▸ **WHAT IS REQUIRED**
Each line of the listing that includes the string "person" is to be identified and copied.

[Start of Attachment]

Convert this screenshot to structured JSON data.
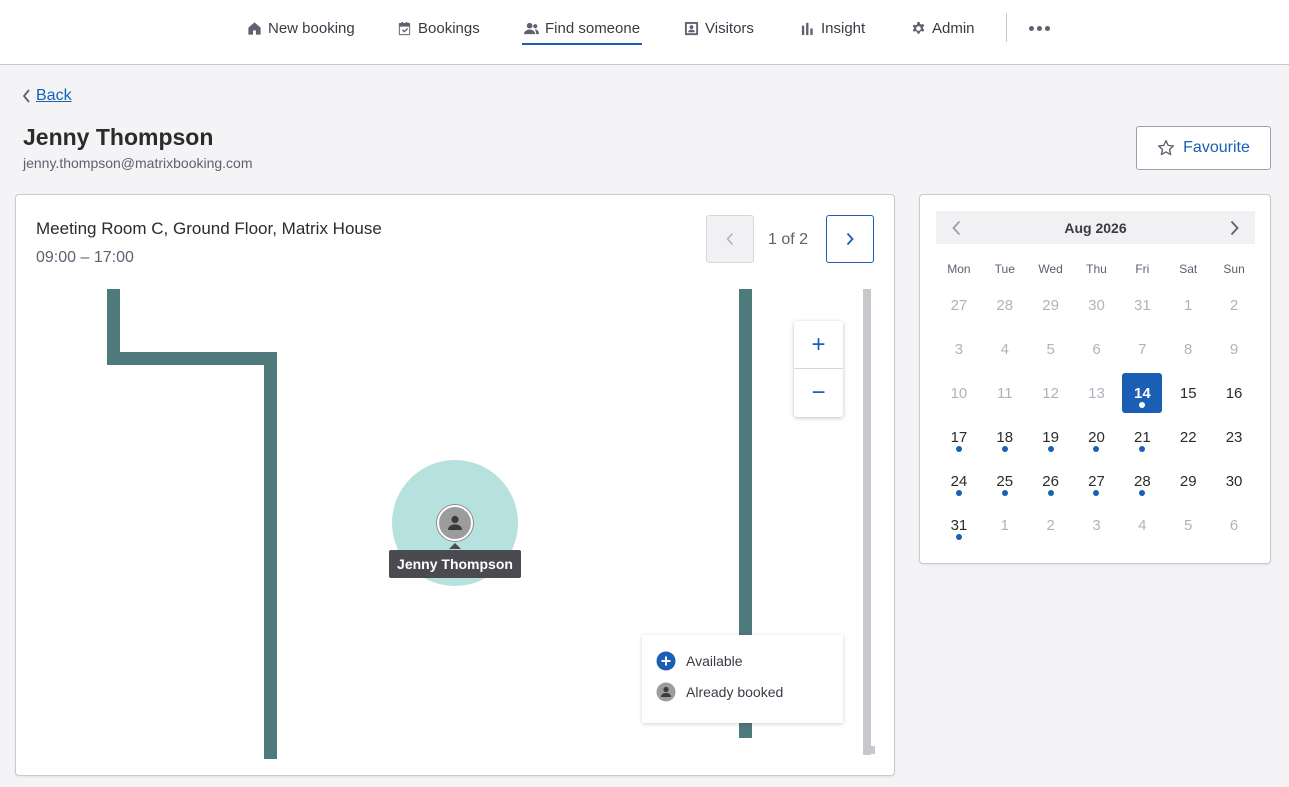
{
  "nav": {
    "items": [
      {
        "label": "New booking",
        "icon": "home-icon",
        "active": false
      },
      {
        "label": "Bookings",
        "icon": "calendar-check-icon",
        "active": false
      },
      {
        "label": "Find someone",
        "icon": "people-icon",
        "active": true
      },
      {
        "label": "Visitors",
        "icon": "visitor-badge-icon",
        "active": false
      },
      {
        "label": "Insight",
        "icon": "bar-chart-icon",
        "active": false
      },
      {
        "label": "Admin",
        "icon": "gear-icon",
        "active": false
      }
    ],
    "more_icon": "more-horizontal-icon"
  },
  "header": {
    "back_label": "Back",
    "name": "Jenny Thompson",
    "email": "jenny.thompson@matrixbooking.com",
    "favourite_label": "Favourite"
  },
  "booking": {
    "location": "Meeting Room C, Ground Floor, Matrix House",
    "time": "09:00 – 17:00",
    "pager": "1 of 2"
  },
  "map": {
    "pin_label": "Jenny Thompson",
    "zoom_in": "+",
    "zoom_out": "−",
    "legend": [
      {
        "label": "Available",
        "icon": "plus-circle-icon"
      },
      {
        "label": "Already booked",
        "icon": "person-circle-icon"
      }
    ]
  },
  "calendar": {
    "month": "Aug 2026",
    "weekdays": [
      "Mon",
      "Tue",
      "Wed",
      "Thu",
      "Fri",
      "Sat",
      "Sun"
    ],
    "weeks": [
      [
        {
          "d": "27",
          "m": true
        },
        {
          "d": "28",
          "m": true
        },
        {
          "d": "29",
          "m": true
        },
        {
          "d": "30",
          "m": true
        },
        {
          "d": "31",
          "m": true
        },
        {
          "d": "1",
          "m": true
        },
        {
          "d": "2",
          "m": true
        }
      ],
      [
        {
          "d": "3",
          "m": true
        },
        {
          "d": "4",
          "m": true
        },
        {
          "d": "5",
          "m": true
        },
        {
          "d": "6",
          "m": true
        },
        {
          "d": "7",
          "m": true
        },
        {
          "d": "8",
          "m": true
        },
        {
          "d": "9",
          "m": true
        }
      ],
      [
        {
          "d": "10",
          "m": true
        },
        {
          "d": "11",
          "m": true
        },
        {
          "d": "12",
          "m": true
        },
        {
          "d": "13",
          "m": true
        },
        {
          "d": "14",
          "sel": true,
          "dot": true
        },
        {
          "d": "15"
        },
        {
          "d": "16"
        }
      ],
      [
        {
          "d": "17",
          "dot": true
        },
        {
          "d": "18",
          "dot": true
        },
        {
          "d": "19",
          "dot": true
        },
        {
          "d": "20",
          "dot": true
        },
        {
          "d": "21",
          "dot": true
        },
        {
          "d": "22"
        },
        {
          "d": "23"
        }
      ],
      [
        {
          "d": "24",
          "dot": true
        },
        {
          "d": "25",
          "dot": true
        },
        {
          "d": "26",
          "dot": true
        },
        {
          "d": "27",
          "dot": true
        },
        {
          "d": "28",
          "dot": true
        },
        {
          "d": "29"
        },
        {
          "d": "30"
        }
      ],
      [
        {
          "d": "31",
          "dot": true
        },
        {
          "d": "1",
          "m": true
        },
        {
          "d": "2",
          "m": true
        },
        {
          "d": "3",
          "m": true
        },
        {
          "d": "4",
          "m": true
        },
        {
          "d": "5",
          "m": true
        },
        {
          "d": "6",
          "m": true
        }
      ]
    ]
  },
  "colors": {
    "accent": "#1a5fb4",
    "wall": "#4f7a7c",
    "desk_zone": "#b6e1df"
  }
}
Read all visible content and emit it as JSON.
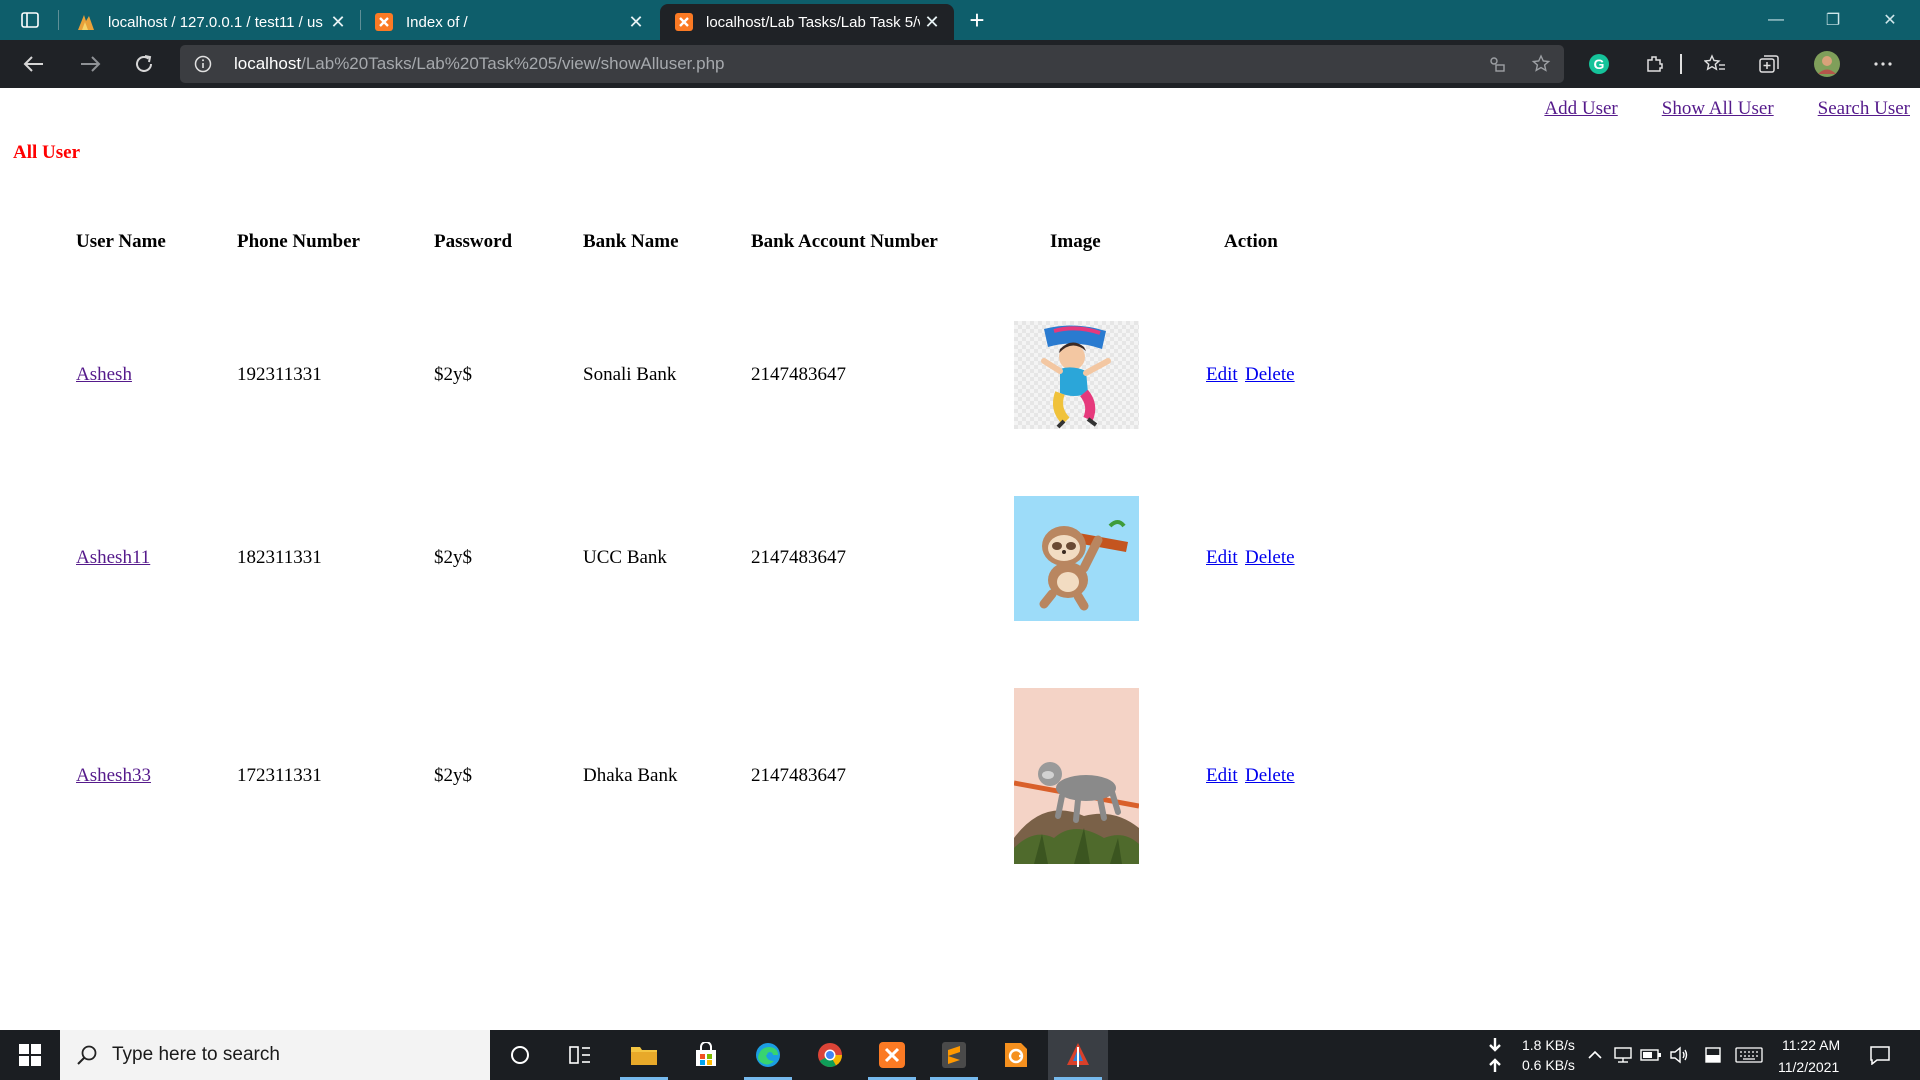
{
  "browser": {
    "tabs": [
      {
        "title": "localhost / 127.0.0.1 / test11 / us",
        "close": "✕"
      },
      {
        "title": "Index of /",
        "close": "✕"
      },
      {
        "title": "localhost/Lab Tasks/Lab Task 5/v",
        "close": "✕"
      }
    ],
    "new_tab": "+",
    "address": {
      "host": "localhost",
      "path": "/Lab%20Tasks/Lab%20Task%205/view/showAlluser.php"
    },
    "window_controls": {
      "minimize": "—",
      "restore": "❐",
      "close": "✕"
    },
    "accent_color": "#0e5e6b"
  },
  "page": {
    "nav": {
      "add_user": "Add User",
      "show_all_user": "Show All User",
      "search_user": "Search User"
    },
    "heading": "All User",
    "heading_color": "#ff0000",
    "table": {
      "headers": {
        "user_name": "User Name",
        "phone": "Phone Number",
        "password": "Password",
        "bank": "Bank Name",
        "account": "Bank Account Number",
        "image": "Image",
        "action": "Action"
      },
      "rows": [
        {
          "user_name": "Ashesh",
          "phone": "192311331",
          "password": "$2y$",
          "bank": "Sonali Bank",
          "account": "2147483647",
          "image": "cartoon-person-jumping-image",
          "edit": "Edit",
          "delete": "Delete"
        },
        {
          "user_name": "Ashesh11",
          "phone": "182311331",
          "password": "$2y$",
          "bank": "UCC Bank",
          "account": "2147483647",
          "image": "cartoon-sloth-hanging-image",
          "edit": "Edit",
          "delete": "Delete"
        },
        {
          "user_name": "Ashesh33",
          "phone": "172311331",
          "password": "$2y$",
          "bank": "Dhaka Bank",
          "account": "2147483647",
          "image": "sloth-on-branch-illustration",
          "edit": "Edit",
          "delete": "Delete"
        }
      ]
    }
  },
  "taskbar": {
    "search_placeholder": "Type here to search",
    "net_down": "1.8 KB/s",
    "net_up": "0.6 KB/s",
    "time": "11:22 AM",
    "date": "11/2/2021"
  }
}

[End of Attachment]
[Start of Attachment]

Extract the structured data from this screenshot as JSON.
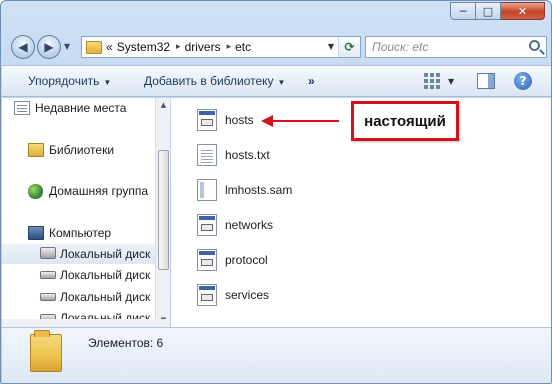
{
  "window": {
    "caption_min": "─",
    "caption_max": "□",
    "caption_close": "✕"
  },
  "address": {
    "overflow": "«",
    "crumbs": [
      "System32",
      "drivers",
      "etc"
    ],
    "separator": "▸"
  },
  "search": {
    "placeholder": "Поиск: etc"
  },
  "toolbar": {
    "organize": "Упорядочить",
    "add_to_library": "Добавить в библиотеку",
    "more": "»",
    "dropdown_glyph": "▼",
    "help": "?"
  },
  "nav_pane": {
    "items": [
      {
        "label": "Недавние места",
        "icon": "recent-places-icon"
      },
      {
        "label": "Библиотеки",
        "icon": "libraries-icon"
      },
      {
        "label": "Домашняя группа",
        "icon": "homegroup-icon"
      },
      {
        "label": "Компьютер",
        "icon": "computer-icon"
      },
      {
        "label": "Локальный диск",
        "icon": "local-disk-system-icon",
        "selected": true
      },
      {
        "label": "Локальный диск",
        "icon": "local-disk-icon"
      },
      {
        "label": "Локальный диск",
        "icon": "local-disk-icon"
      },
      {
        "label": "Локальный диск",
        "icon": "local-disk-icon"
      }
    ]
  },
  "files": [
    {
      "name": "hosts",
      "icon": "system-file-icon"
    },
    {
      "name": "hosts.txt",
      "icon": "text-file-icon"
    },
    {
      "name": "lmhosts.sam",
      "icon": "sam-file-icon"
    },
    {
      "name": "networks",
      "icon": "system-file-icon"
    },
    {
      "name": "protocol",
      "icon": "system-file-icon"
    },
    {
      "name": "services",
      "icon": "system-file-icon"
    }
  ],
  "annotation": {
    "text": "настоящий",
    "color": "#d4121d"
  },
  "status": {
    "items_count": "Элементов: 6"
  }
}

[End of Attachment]

▸ **SOLUTION TO THIS EXERCISE**
        "icon": "person-circle-icon"
          "image": "cartoon-person-jumping-image",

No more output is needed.